Two months ago, Jeff Sessions looked like toast. But Tuesday morning, as he stood at a lectern at the Justice Department, the attorney general seemed to feel more like the toast of the town.
President Trump’s decision to have Sessions announce the end of the DACA program was a dodge on top of a punt: First, the White House tried to push the ball into Congress’s court by adding a six-month delay to the rescission; then Trump elected to send a Cabinet member out rather than making a potentially perilous political announcement himself. But for Sessions, who was grinning and ebullient at times during the statement, this was no hardship duty. For years as a U.S. senator, Sessions railed against illegal immigration and tried, mostly to no avail, to get the federal government to enforce laws more strictly. Now he stood as attorney general, announcing the end of the Obama-era policy to allow undocumented immigrants brought to the U.S. as children to stay in the country.
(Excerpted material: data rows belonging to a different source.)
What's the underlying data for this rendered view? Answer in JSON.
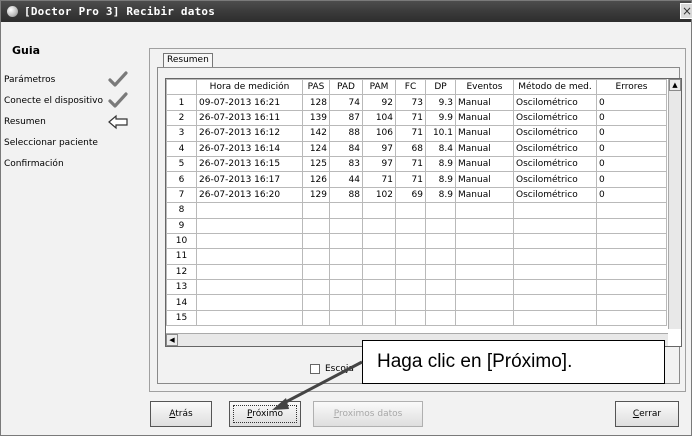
{
  "window": {
    "title": "[Doctor Pro 3] Recibir datos",
    "close_glyph": "×"
  },
  "nav": {
    "title": "Guia",
    "items": [
      {
        "label": "Parámetros",
        "mark": "check"
      },
      {
        "label": "Conecte el dispositivo",
        "mark": "check"
      },
      {
        "label": "Resumen",
        "mark": "arrow-left"
      },
      {
        "label": "Seleccionar paciente",
        "mark": ""
      },
      {
        "label": "Confirmación",
        "mark": ""
      }
    ]
  },
  "tab": {
    "label": "Resumen"
  },
  "grid": {
    "columns": [
      "",
      "Hora de medición",
      "PAS",
      "PAD",
      "PAM",
      "FC",
      "DP",
      "Eventos",
      "Método de med.",
      "Errores"
    ],
    "rows": [
      [
        "1",
        "09-07-2013 16:21",
        "128",
        "74",
        "92",
        "73",
        "9.3",
        "Manual",
        "Oscilométrico",
        "0"
      ],
      [
        "2",
        "26-07-2013 16:11",
        "139",
        "87",
        "104",
        "71",
        "9.9",
        "Manual",
        "Oscilométrico",
        "0"
      ],
      [
        "3",
        "26-07-2013 16:12",
        "142",
        "88",
        "106",
        "71",
        "10.1",
        "Manual",
        "Oscilométrico",
        "0"
      ],
      [
        "4",
        "26-07-2013 16:14",
        "124",
        "84",
        "97",
        "68",
        "8.4",
        "Manual",
        "Oscilométrico",
        "0"
      ],
      [
        "5",
        "26-07-2013 16:15",
        "125",
        "83",
        "97",
        "71",
        "8.9",
        "Manual",
        "Oscilométrico",
        "0"
      ],
      [
        "6",
        "26-07-2013 16:17",
        "126",
        "44",
        "71",
        "71",
        "8.9",
        "Manual",
        "Oscilométrico",
        "0"
      ],
      [
        "7",
        "26-07-2013 16:20",
        "129",
        "88",
        "102",
        "69",
        "8.9",
        "Manual",
        "Oscilométrico",
        "0"
      ],
      [
        "8",
        "",
        "",
        "",
        "",
        "",
        "",
        "",
        "",
        ""
      ],
      [
        "9",
        "",
        "",
        "",
        "",
        "",
        "",
        "",
        "",
        ""
      ],
      [
        "10",
        "",
        "",
        "",
        "",
        "",
        "",
        "",
        "",
        ""
      ],
      [
        "11",
        "",
        "",
        "",
        "",
        "",
        "",
        "",
        "",
        ""
      ],
      [
        "12",
        "",
        "",
        "",
        "",
        "",
        "",
        "",
        "",
        ""
      ],
      [
        "13",
        "",
        "",
        "",
        "",
        "",
        "",
        "",
        "",
        ""
      ],
      [
        "14",
        "",
        "",
        "",
        "",
        "",
        "",
        "",
        "",
        ""
      ],
      [
        "15",
        "",
        "",
        "",
        "",
        "",
        "",
        "",
        "",
        ""
      ]
    ]
  },
  "checkbox": {
    "label": "Escoja",
    "checked": false
  },
  "buttons": {
    "back": {
      "label": "Atrás",
      "accel": "A",
      "rest": "trás"
    },
    "next": {
      "label": "Próximo",
      "accel": "P",
      "rest": "róximo"
    },
    "next_data": {
      "label": "Proximos datos",
      "accel": "P",
      "rest": "roximos datos"
    },
    "close": {
      "label": "Cerrar",
      "accel": "C",
      "rest": "errar"
    }
  },
  "callout": {
    "text": "Haga clic en [Próximo]."
  },
  "colors": {
    "titlebar": "#3b3b3b",
    "window_bg": "#f2f2f2",
    "disabled_text": "#a8a8a8"
  }
}
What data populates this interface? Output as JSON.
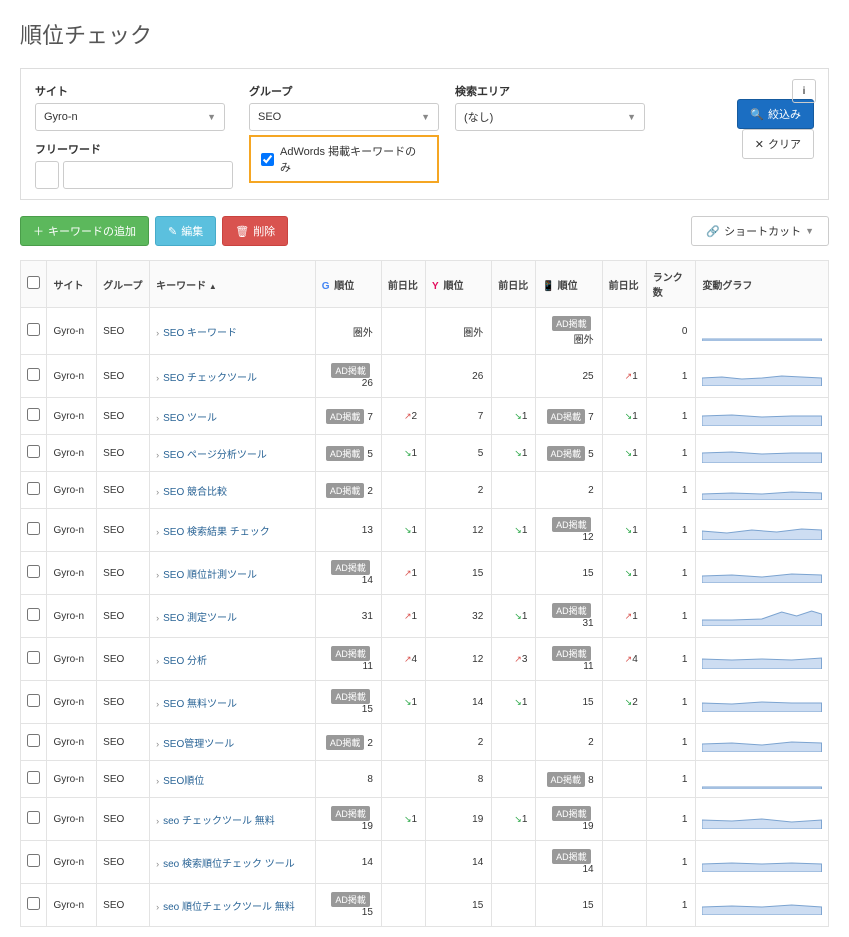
{
  "page_title": "順位チェック",
  "filters": {
    "site_label": "サイト",
    "site_value": "Gyro-n",
    "group_label": "グループ",
    "group_value": "SEO",
    "area_label": "検索エリア",
    "area_value": "(なし)",
    "freeword_label": "フリーワード",
    "adwords_label": "AdWords 掲載キーワードのみ",
    "adwords_checked": true
  },
  "buttons": {
    "filter": "絞込み",
    "clear": "クリア",
    "add_kw": "キーワードの追加",
    "edit": "編集",
    "delete": "削除",
    "shortcut": "ショートカット"
  },
  "columns": {
    "site": "サイト",
    "group": "グループ",
    "keyword": "キーワード",
    "rank": "順位",
    "diff": "前日比",
    "rankcount": "ランク数",
    "graph": "変動グラフ"
  },
  "badge_ad": "AD掲載",
  "out_of_range": "圏外",
  "rows": [
    {
      "site": "Gyro-n",
      "group": "SEO",
      "kw": "SEO キーワード",
      "g_badge": false,
      "g_rank": "圏外",
      "g_diff": "",
      "y_rank": "圏外",
      "y_diff": "",
      "m_badge": true,
      "m_rank": "圏外",
      "m_diff": "",
      "rankcount": "0",
      "spark": "flat"
    },
    {
      "site": "Gyro-n",
      "group": "SEO",
      "kw": "SEO チェックツール",
      "g_badge": true,
      "g_rank": "26",
      "g_diff": "",
      "y_rank": "26",
      "y_diff": "",
      "m_badge": false,
      "m_rank": "25",
      "m_diff": "up1",
      "rankcount": "1",
      "spark": "a"
    },
    {
      "site": "Gyro-n",
      "group": "SEO",
      "kw": "SEO ツール",
      "g_badge": true,
      "g_rank": "7",
      "g_diff": "up2",
      "y_rank": "7",
      "y_diff": "dn1",
      "m_badge": true,
      "m_rank": "7",
      "m_diff": "dn1",
      "rankcount": "1",
      "spark": "b"
    },
    {
      "site": "Gyro-n",
      "group": "SEO",
      "kw": "SEO ページ分析ツール",
      "g_badge": true,
      "g_rank": "5",
      "g_diff": "dn1",
      "y_rank": "5",
      "y_diff": "dn1",
      "m_badge": true,
      "m_rank": "5",
      "m_diff": "dn1",
      "rankcount": "1",
      "spark": "b"
    },
    {
      "site": "Gyro-n",
      "group": "SEO",
      "kw": "SEO 競合比較",
      "g_badge": true,
      "g_rank": "2",
      "g_diff": "",
      "y_rank": "2",
      "y_diff": "",
      "m_badge": false,
      "m_rank": "2",
      "m_diff": "",
      "rankcount": "1",
      "spark": "c"
    },
    {
      "site": "Gyro-n",
      "group": "SEO",
      "kw": "SEO 検索結果 チェック",
      "g_badge": false,
      "g_rank": "13",
      "g_diff": "dn1",
      "y_rank": "12",
      "y_diff": "dn1",
      "m_badge": true,
      "m_rank": "12",
      "m_diff": "dn1",
      "rankcount": "1",
      "spark": "d"
    },
    {
      "site": "Gyro-n",
      "group": "SEO",
      "kw": "SEO 順位計測ツール",
      "g_badge": true,
      "g_rank": "14",
      "g_diff": "up1",
      "y_rank": "15",
      "y_diff": "",
      "m_badge": false,
      "m_rank": "15",
      "m_diff": "dn1",
      "rankcount": "1",
      "spark": "e"
    },
    {
      "site": "Gyro-n",
      "group": "SEO",
      "kw": "SEO 測定ツール",
      "g_badge": false,
      "g_rank": "31",
      "g_diff": "up1",
      "y_rank": "32",
      "y_diff": "dn1",
      "m_badge": true,
      "m_rank": "31",
      "m_diff": "up1",
      "rankcount": "1",
      "spark": "f"
    },
    {
      "site": "Gyro-n",
      "group": "SEO",
      "kw": "SEO 分析",
      "g_badge": true,
      "g_rank": "11",
      "g_diff": "up4",
      "y_rank": "12",
      "y_diff": "up3",
      "m_badge": true,
      "m_rank": "11",
      "m_diff": "up4",
      "rankcount": "1",
      "spark": "g"
    },
    {
      "site": "Gyro-n",
      "group": "SEO",
      "kw": "SEO 無料ツール",
      "g_badge": true,
      "g_rank": "15",
      "g_diff": "dn1",
      "y_rank": "14",
      "y_diff": "dn1",
      "m_badge": false,
      "m_rank": "15",
      "m_diff": "dn2",
      "rankcount": "1",
      "spark": "h"
    },
    {
      "site": "Gyro-n",
      "group": "SEO",
      "kw": "SEO管理ツール",
      "g_badge": true,
      "g_rank": "2",
      "g_diff": "",
      "y_rank": "2",
      "y_diff": "",
      "m_badge": false,
      "m_rank": "2",
      "m_diff": "",
      "rankcount": "1",
      "spark": "i"
    },
    {
      "site": "Gyro-n",
      "group": "SEO",
      "kw": "SEO順位",
      "g_badge": false,
      "g_rank": "8",
      "g_diff": "",
      "y_rank": "8",
      "y_diff": "",
      "m_badge": true,
      "m_rank": "8",
      "m_diff": "",
      "rankcount": "1",
      "spark": "flat"
    },
    {
      "site": "Gyro-n",
      "group": "SEO",
      "kw": "seo チェックツール 無料",
      "g_badge": true,
      "g_rank": "19",
      "g_diff": "dn1",
      "y_rank": "19",
      "y_diff": "dn1",
      "m_badge": true,
      "m_rank": "19",
      "m_diff": "",
      "rankcount": "1",
      "spark": "j"
    },
    {
      "site": "Gyro-n",
      "group": "SEO",
      "kw": "seo 検索順位チェック ツール",
      "g_badge": false,
      "g_rank": "14",
      "g_diff": "",
      "y_rank": "14",
      "y_diff": "",
      "m_badge": true,
      "m_rank": "14",
      "m_diff": "",
      "rankcount": "1",
      "spark": "k"
    },
    {
      "site": "Gyro-n",
      "group": "SEO",
      "kw": "seo 順位チェックツール 無料",
      "g_badge": true,
      "g_rank": "15",
      "g_diff": "",
      "y_rank": "15",
      "y_diff": "",
      "m_badge": false,
      "m_rank": "15",
      "m_diff": "",
      "rankcount": "1",
      "spark": "l"
    }
  ]
}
“As the attorney general, it is my duty to ensure that the laws of the United States are enforced and that the constitutional order is upheld,” Sessions said. “No greater good can be done for the overall health and well-being of our republic than preserving and strengthening the impartial rule of law. Societies where the rule of law is treasured are societies that tend to flourish and succeed. Societies where the rule of law is subject to political whims and personal biases tend to become societies afflicted by corruption, poverty, and human suffering.”